She was almost done with the assignment anyway. She’d planned on finishing it before her shift that started at six tonight and she wouldn’t get out until she closed the mini mart at midnight. “I can have it to you by no later than five. I swear.”
“That’s fine, Lauren. And because you’ve never missed an assignment before, I won’t dock you anything. But the other reason I called you in was because of your last test score.”
She knew she didn’t do as well as normal, but she’d been working a ton of hours putting away as much money as she could. Her mother had been dropping a million comments lately about how she shouldn’t be living at home at twenty-one. Between the stress of that and work, she was stretched really thin in her schoolwork.
It didn’t matter that Lauren was commuting to SUNY Albany to get her degree so that she wouldn’t have any loans. Their family income was low enough and her grades high enough that tuition was covered. But dorm rooms, food plans, and books were not. She worked a lot of hours to pay for her books and gas and the car payment because she needed something reliable for the commute.
Pretty much everything she earned went right out the window like a gum wrapper in a convertible, but she was okay with that because there was a light at the end of the tunnel.
“I studied for it, but I was confused over some of the laws.” She hated taxation with a passion and vowed to not take any job where she’d have to deal with that.

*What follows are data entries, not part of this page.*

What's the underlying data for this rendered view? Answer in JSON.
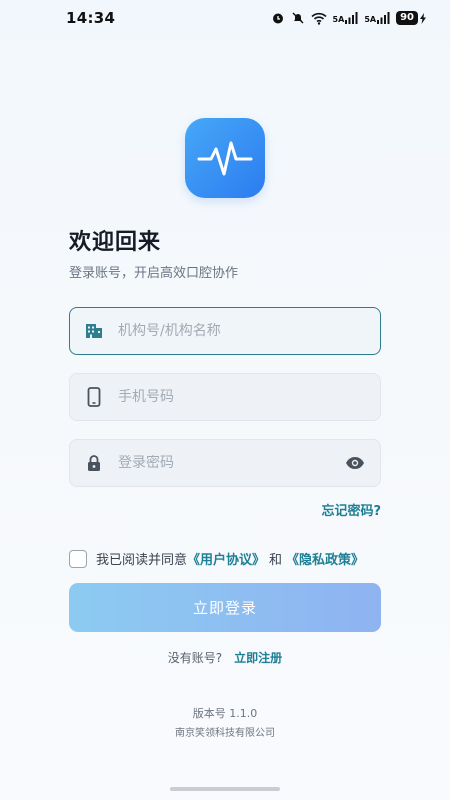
{
  "status_bar": {
    "time": "14:34",
    "network1": "5A",
    "network2": "5A",
    "battery": "90"
  },
  "app": {
    "logo_icon": "pulse-wave-icon",
    "brand_color": "#2c7cf0"
  },
  "welcome": {
    "title": "欢迎回来",
    "subtitle": "登录账号，开启高效口腔协作"
  },
  "form": {
    "org_placeholder": "机构号/机构名称",
    "phone_placeholder": "手机号码",
    "password_placeholder": "登录密码",
    "forgot_label": "忘记密码?"
  },
  "agreement": {
    "prefix": "我已阅读并同意",
    "user_agreement": "《用户协议》",
    "and": "和",
    "privacy_policy": "《隐私政策》"
  },
  "login_button_label": "立即登录",
  "register": {
    "prompt": "没有账号?",
    "link": "立即注册"
  },
  "footer": {
    "version": "版本号 1.1.0",
    "company": "南京笑领科技有限公司"
  },
  "colors": {
    "accent": "#1e7f95",
    "button_gradient_start": "#8ccbf1",
    "button_gradient_end": "#8fb3f1"
  }
}
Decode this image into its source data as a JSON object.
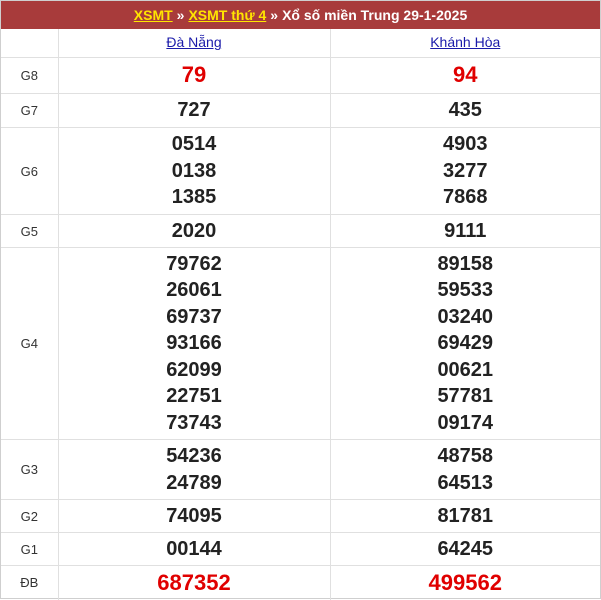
{
  "header": {
    "link1": "XSMT",
    "sep1": "»",
    "link2": "XSMT thứ 4",
    "sep2": "»",
    "title": "Xổ số miền Trung 29-1-2025"
  },
  "provinces": [
    "Đà Nẵng",
    "Khánh Hòa"
  ],
  "colors": {
    "header_bg": "#a83b3b",
    "link_yellow": "#ffe500",
    "special_red": "#e00000"
  },
  "prizes": [
    {
      "label": "G8",
      "values": [
        [
          "79"
        ],
        [
          "94"
        ]
      ],
      "red": true
    },
    {
      "label": "G7",
      "values": [
        [
          "727"
        ],
        [
          "435"
        ]
      ]
    },
    {
      "label": "G6",
      "values": [
        [
          "0514",
          "0138",
          "1385"
        ],
        [
          "4903",
          "3277",
          "7868"
        ]
      ]
    },
    {
      "label": "G5",
      "values": [
        [
          "2020"
        ],
        [
          "9111"
        ]
      ]
    },
    {
      "label": "G4",
      "values": [
        [
          "79762",
          "26061",
          "69737",
          "93166",
          "62099",
          "22751",
          "73743"
        ],
        [
          "89158",
          "59533",
          "03240",
          "69429",
          "00621",
          "57781",
          "09174"
        ]
      ]
    },
    {
      "label": "G3",
      "values": [
        [
          "54236",
          "24789"
        ],
        [
          "48758",
          "64513"
        ]
      ]
    },
    {
      "label": "G2",
      "values": [
        [
          "74095"
        ],
        [
          "81781"
        ]
      ]
    },
    {
      "label": "G1",
      "values": [
        [
          "00144"
        ],
        [
          "64245"
        ]
      ]
    },
    {
      "label": "ĐB",
      "values": [
        [
          "687352"
        ],
        [
          "499562"
        ]
      ],
      "red": true
    }
  ]
}
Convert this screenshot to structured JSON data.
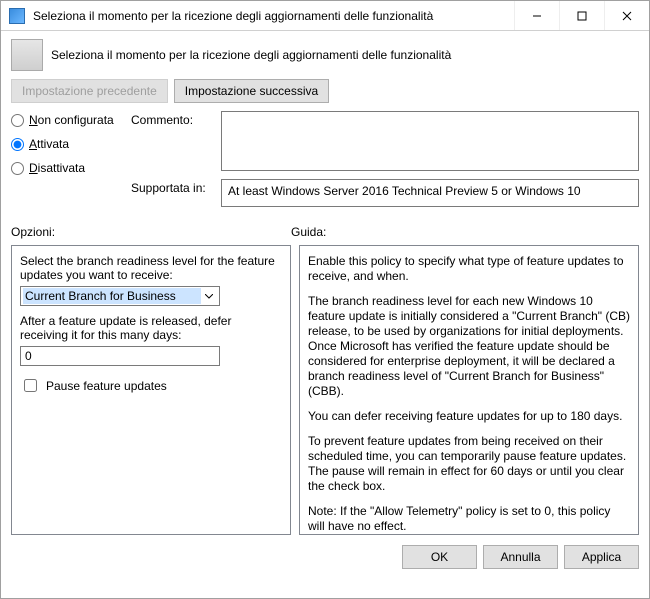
{
  "window": {
    "title": "Seleziona il momento per la ricezione degli aggiornamenti delle funzionalità"
  },
  "header": {
    "subtitle": "Seleziona il momento per la ricezione degli aggiornamenti delle funzionalità"
  },
  "nav": {
    "prev": "Impostazione precedente",
    "next": "Impostazione successiva"
  },
  "radios": {
    "not_configured_pre": "N",
    "not_configured_post": "on configurata",
    "enabled_pre": "A",
    "enabled_post": "ttivata",
    "disabled_pre": "D",
    "disabled_post": "isattivata"
  },
  "fields": {
    "comment_label": "Commento:",
    "comment_value": "",
    "supported_label": "Supportata in:",
    "supported_value": "At least Windows Server 2016 Technical Preview 5 or Windows 10"
  },
  "sections": {
    "options": "Opzioni:",
    "help": "Guida:"
  },
  "options": {
    "branch_label": "Select the branch readiness level for the feature updates you want to receive:",
    "branch_value": "Current Branch for Business",
    "defer_label": "After a feature update is released, defer receiving it for this many days:",
    "defer_value": "0",
    "pause_label": "Pause feature updates"
  },
  "help": {
    "p1": "Enable this policy to specify what type of feature updates to receive, and when.",
    "p2": "The branch readiness level for each new Windows 10 feature update is initially considered a \"Current Branch\" (CB) release, to be used by organizations for initial deployments. Once Microsoft has verified the feature update should be considered for enterprise deployment, it will be declared a branch readiness level of \"Current Branch for Business\" (CBB).",
    "p3": "You can defer receiving feature updates for up to 180 days.",
    "p4": "To prevent feature updates from being received on their scheduled time, you can temporarily pause feature updates. The pause will remain in effect for 60 days or until you clear the check box.",
    "p5": "Note: If the \"Allow Telemetry\" policy is set to 0, this policy will have no effect."
  },
  "footer": {
    "ok": "OK",
    "cancel": "Annulla",
    "apply": "Applica"
  }
}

“I could tell. You’ve aced pretty much every class you’ve had with me. No one is as detailed as you are when it comes to auditing and budgeting. Most stumble over something, and this seems to be your Achilles heel.”

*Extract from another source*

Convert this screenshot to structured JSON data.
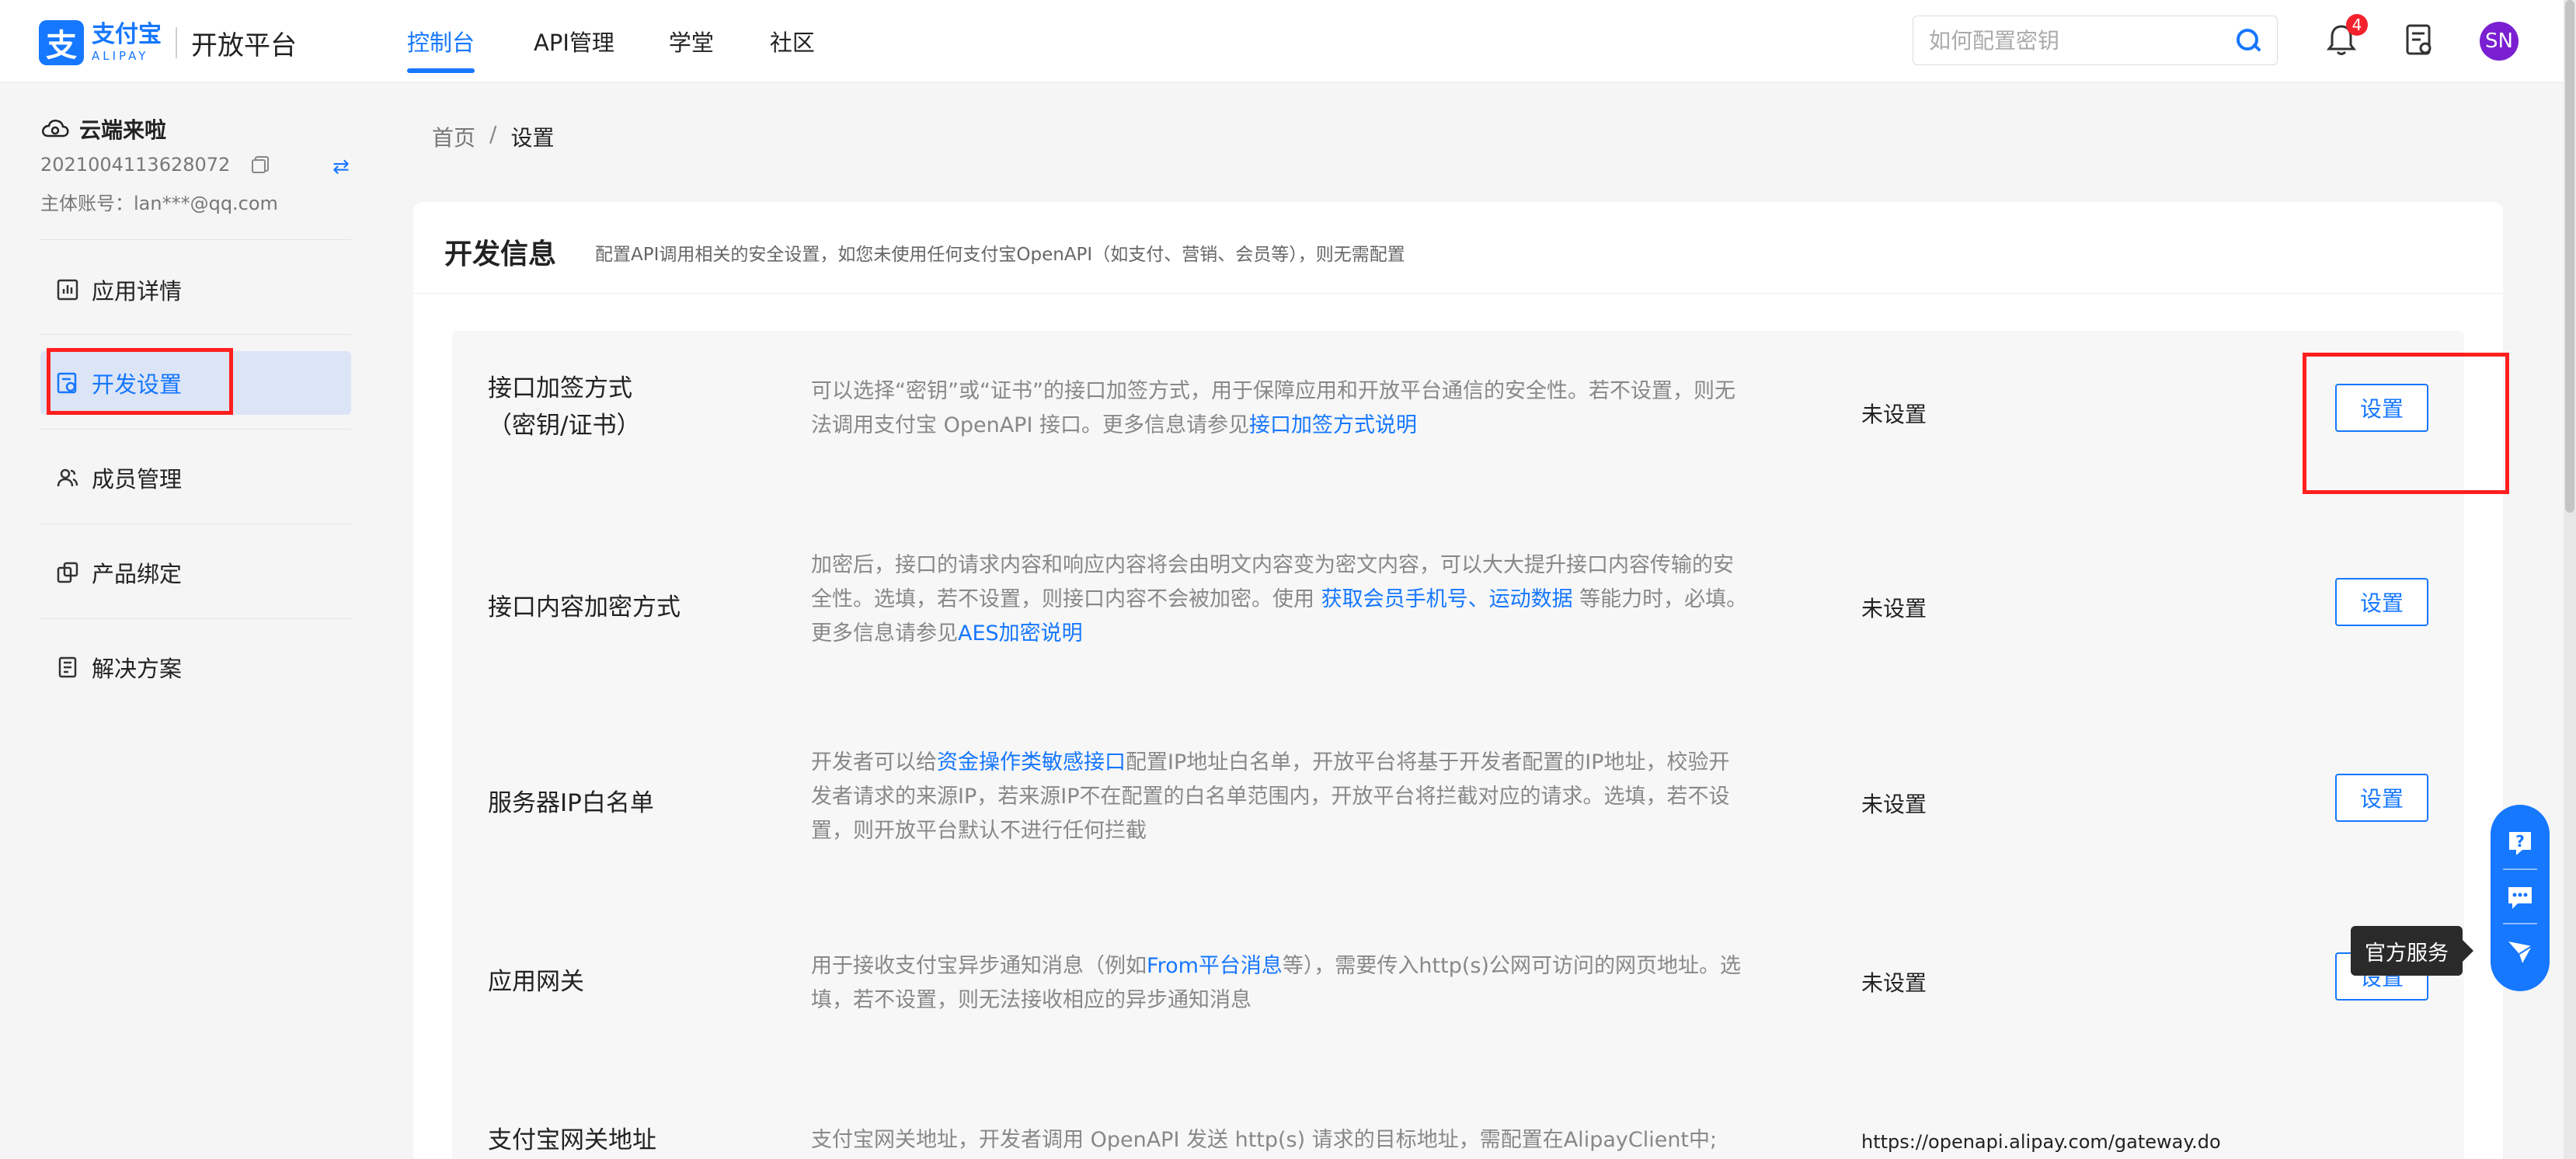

“I’ll work harder on it.”
“I believe you will, but the thing is, you failed the test by quite a bit. Your grades aren’t as high to begin with this semester for this class, but right now you’re failing the course.”
Lauren felt herself pale. She couldn’t not graduate. One class might keep her from that. “Can I come in for help? Do some extra credit?”

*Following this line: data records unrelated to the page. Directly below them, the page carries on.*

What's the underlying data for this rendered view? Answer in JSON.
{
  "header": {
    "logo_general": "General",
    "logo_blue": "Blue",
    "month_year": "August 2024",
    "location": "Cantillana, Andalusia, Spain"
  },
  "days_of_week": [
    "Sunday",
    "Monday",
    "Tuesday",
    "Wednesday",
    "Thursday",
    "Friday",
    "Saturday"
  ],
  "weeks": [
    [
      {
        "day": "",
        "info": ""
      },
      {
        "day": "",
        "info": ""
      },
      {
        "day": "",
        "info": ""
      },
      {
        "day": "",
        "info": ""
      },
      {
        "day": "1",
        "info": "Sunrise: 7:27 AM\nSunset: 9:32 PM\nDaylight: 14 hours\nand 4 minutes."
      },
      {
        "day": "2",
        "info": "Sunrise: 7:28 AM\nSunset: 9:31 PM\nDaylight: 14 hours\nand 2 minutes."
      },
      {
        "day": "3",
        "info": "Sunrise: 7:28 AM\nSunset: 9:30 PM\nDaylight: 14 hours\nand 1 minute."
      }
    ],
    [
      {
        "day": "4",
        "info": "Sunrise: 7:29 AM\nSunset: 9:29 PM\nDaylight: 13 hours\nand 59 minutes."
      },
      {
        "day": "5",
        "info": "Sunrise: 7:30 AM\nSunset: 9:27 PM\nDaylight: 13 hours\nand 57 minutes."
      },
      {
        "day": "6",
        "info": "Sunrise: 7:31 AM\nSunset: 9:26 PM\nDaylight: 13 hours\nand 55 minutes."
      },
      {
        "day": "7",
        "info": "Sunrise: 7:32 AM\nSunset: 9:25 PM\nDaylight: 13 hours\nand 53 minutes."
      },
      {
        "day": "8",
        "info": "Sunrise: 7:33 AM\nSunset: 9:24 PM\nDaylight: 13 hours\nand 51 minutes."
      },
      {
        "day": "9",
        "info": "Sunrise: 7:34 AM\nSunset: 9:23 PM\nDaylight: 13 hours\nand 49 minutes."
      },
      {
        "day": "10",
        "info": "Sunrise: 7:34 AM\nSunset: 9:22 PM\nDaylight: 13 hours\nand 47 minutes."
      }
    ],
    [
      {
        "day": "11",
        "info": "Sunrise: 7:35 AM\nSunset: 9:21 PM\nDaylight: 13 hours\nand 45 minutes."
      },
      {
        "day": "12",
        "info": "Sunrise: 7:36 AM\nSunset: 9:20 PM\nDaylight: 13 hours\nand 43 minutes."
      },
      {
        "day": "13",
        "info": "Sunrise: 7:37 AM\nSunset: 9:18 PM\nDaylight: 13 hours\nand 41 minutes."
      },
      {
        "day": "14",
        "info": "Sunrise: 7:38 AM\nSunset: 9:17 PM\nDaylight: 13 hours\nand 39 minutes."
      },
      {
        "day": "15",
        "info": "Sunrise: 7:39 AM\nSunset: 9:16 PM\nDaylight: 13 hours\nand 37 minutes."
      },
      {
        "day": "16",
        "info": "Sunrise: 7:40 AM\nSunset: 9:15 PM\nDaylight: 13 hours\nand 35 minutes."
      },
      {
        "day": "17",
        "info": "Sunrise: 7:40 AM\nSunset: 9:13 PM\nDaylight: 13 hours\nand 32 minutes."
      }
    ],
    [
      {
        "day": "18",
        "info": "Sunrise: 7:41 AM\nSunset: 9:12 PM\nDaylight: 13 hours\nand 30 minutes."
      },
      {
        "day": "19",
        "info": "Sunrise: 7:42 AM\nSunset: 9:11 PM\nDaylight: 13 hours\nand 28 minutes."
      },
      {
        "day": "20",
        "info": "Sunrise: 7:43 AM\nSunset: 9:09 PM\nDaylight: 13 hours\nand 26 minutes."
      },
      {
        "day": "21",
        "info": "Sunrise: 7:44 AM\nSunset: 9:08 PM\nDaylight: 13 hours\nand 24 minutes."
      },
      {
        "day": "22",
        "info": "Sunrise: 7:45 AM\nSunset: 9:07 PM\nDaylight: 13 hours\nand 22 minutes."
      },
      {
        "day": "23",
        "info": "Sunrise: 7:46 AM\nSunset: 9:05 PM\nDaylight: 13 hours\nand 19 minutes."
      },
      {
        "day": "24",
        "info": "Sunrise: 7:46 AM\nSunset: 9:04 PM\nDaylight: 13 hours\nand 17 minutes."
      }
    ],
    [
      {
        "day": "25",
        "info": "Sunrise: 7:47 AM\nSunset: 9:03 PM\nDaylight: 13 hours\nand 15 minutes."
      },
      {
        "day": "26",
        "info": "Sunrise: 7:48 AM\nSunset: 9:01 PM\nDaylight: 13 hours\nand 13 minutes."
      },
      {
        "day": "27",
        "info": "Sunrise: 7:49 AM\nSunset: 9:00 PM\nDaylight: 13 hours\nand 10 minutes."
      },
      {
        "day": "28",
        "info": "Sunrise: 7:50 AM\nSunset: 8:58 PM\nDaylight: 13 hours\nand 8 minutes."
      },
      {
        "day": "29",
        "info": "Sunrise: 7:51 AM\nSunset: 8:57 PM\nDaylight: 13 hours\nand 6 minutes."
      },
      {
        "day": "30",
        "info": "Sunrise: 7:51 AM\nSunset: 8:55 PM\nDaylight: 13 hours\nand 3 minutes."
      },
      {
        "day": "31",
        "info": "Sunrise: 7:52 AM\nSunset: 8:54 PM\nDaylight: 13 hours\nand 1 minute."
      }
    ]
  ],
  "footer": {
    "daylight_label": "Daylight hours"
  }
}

“I know you’ll pass the course, Lauren. We all know D’s make degrees, but you’ve been one of my star students and I just can’t help but wonder if there is more going on.”
“Thanks for the concern. I’ll be fine. I’ll work harder, I promise.”
Dr. Clinton sighed, but didn’t push it. “I know you will. Take care of yourself. If there is anything you need, please let me know.”
“Thanks,” Lauren said, then left the office.
Her palms were damp and her stomach was doing flips faster than a gymnast at the Olympics. She’d never failed a class a day in her life. Just six more weeks. That was all she had to do to pull it together and work enough hours to keep putting money away.
She was pretty sure her mother was going to ask her to move out once she graduated and she wasn’t sure how she was going to make it happen without having a full time job. She had a plan to offer to pay some of the costs to her mother for a short period of time to be able to stay where she was.
She finished up her last class for the day and drove home, having three hours before work. Plenty of time to finish the assignment, but she’d have to find some more time to finish the stuff that was assigned in classes today. Maybe when she got home. A few less hours of sleep wasn’t the end of the world.
She unlocked the apartment door and walked into the cramped dingy two-bedroom apartment she shared with her mother. It was less than a thousand square feet of no privacy for them. But since her mother worked the second shift at a call center and Lauren was in school all day and at work most nights, they didn’t see much of each other.
When she walked into the kitchen, she saw a note on the table. Nothing odd there. That was their main form of communication most days.
Lauren. I’m giving my notice at my job today and moving with Billy to Florida at the end of the month. The lease on the apartment is up in a little over two months. I paid the rent until then, but after that, you’ll have to make your own arrangements.
She pulled the old folding chair out that served as part of the kitchen table and sat down. If she thought her stomach was churning earlier it was nothing to the urge to throw up and pass out.
That little amount of time would get her through graduation, but then she’d be homeless.